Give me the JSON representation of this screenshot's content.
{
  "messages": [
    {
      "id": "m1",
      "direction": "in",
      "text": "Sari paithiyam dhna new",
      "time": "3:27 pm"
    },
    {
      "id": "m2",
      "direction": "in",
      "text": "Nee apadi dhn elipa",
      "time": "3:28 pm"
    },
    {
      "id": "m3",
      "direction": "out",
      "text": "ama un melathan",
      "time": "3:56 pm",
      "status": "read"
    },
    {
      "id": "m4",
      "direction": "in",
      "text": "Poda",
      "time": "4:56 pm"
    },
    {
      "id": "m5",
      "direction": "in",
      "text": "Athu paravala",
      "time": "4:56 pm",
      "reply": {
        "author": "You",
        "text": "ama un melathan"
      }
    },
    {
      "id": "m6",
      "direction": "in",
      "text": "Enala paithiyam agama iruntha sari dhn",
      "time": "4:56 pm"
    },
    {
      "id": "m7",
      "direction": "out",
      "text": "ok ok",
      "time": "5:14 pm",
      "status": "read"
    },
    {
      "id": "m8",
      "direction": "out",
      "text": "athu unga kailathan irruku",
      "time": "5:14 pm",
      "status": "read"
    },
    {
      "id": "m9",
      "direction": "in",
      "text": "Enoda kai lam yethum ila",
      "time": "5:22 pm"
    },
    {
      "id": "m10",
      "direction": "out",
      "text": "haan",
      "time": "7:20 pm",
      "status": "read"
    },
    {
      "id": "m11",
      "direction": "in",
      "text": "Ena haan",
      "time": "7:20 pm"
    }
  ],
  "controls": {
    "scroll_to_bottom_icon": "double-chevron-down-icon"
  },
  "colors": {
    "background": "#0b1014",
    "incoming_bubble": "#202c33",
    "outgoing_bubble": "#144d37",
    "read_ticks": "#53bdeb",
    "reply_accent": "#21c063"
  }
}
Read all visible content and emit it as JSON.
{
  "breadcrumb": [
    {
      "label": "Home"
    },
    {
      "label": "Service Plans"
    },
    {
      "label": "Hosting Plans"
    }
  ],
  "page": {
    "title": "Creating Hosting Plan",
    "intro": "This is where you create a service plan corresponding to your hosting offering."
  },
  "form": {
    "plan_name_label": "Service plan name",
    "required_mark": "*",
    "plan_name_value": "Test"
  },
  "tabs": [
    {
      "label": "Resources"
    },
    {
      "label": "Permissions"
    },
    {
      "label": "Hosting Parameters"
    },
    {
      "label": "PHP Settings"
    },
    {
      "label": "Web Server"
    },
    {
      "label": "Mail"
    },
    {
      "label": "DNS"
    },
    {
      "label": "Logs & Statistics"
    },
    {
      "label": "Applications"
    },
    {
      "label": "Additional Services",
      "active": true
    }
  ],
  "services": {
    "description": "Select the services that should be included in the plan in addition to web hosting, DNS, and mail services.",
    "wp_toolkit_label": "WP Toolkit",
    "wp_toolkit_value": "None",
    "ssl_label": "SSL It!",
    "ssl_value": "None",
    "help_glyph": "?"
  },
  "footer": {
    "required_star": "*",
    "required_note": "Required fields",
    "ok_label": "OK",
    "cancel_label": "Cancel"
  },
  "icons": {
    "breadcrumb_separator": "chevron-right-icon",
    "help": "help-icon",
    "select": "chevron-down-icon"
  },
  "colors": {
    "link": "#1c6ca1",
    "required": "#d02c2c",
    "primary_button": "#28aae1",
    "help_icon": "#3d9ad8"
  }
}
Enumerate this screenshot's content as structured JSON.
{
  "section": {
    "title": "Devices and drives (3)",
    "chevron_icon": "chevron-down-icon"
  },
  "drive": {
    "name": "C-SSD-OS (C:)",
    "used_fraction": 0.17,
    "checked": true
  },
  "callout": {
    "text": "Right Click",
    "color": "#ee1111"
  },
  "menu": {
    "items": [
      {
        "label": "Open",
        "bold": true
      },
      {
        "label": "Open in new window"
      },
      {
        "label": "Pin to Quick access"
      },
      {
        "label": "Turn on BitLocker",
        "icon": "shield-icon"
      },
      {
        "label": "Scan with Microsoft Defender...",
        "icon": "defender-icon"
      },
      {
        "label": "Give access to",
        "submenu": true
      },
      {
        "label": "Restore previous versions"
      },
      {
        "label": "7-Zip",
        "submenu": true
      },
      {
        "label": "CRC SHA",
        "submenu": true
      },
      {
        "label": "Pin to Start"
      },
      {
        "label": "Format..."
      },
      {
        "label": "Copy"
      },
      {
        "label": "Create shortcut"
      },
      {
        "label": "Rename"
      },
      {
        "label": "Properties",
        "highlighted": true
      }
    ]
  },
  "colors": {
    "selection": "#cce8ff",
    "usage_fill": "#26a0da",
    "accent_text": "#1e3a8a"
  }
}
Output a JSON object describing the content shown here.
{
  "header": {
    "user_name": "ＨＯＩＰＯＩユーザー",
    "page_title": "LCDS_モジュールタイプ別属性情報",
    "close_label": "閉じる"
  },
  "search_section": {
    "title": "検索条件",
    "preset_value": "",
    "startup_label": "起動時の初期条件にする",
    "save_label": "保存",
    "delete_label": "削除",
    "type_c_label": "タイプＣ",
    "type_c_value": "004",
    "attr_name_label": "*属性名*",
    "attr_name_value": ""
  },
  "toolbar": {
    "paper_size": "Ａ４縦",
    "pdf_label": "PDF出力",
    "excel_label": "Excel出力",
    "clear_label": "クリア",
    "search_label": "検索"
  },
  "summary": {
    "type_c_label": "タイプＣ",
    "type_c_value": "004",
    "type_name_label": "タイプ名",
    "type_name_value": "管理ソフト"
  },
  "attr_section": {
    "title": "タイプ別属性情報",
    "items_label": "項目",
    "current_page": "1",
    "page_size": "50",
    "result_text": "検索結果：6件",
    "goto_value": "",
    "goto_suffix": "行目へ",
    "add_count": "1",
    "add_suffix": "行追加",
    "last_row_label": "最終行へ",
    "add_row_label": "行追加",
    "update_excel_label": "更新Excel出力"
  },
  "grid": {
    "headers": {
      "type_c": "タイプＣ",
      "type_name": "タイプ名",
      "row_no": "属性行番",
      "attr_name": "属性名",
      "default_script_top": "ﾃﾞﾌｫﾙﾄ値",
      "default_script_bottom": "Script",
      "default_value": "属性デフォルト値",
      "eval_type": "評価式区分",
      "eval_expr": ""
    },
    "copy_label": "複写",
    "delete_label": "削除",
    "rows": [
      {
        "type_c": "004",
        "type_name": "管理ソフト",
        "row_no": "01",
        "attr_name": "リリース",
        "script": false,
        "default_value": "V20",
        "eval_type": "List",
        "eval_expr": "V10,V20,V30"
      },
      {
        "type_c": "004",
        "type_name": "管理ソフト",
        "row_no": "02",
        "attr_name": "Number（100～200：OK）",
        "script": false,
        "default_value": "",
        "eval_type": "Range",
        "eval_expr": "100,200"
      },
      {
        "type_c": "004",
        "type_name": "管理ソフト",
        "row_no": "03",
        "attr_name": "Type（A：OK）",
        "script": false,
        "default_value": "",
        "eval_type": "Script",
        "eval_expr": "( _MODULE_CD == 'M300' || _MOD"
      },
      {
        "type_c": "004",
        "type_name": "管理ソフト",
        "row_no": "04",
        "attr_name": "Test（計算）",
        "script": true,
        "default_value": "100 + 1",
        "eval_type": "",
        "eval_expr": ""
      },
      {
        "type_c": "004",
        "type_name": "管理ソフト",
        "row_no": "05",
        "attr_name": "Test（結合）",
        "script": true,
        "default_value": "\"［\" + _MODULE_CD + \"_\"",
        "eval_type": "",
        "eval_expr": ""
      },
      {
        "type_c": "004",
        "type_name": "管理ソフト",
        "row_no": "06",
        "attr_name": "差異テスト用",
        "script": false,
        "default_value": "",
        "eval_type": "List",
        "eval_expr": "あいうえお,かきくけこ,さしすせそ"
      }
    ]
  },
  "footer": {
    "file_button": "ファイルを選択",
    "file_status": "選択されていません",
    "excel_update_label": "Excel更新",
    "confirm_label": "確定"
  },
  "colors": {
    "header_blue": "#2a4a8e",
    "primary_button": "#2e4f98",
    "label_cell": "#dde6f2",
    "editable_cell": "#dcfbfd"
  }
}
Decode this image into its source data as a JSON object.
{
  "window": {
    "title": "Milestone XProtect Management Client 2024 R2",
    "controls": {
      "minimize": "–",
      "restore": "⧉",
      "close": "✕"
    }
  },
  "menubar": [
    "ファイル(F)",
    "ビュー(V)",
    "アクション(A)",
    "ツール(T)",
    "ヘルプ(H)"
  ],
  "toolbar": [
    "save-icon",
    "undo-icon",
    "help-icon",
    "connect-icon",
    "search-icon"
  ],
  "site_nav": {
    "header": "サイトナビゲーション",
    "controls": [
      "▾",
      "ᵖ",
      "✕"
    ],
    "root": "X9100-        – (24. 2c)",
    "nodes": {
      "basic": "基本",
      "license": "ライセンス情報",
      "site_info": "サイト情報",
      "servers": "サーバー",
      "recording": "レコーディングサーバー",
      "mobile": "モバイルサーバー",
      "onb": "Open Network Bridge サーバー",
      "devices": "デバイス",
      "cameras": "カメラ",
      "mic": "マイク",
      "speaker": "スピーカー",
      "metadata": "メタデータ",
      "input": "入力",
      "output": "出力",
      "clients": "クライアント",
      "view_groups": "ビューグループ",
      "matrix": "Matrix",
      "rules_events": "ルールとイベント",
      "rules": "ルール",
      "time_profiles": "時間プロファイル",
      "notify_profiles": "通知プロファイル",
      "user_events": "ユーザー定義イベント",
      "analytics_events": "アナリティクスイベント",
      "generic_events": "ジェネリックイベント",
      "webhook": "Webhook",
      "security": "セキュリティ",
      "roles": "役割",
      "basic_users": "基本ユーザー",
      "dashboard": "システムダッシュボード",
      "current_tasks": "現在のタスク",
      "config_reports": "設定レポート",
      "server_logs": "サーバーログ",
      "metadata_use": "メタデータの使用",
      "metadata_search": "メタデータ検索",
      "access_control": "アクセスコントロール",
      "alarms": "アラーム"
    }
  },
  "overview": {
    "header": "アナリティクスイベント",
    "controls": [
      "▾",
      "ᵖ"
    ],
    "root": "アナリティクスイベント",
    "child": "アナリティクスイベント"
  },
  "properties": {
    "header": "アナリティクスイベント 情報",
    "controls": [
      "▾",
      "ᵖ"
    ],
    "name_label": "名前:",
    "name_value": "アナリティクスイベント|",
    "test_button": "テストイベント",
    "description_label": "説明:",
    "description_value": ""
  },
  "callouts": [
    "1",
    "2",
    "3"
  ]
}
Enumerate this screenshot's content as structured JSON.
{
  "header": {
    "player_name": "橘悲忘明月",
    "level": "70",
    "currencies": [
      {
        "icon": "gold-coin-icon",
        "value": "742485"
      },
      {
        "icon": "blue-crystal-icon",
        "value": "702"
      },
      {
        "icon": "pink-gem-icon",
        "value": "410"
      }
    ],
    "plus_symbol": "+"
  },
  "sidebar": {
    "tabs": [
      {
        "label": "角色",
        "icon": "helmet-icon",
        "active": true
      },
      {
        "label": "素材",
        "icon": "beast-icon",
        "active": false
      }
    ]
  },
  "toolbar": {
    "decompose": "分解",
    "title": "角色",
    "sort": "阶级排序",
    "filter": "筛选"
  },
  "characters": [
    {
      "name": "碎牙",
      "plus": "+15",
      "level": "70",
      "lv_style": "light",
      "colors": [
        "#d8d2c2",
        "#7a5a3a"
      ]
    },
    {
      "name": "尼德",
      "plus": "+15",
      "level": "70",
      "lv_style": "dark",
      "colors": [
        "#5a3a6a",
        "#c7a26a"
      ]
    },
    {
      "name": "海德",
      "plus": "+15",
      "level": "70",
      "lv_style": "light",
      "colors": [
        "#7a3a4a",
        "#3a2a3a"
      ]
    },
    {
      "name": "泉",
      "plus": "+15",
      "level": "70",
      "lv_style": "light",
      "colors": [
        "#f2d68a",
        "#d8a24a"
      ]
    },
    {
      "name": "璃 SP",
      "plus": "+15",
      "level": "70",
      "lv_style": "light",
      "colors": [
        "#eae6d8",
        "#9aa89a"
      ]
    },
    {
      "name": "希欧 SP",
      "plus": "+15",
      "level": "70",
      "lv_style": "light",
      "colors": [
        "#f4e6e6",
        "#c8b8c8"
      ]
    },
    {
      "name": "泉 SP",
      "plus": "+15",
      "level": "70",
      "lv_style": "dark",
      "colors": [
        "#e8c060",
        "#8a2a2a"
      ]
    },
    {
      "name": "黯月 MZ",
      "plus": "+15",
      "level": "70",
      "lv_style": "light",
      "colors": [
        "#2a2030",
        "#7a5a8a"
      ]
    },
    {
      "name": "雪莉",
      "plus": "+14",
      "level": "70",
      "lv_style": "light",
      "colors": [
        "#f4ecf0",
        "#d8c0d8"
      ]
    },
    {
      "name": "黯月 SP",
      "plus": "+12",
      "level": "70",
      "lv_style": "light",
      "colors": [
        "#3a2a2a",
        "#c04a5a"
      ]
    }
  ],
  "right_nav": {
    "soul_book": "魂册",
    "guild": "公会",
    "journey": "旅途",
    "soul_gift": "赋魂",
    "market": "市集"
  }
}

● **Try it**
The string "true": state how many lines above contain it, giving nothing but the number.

● **Exercise response**
10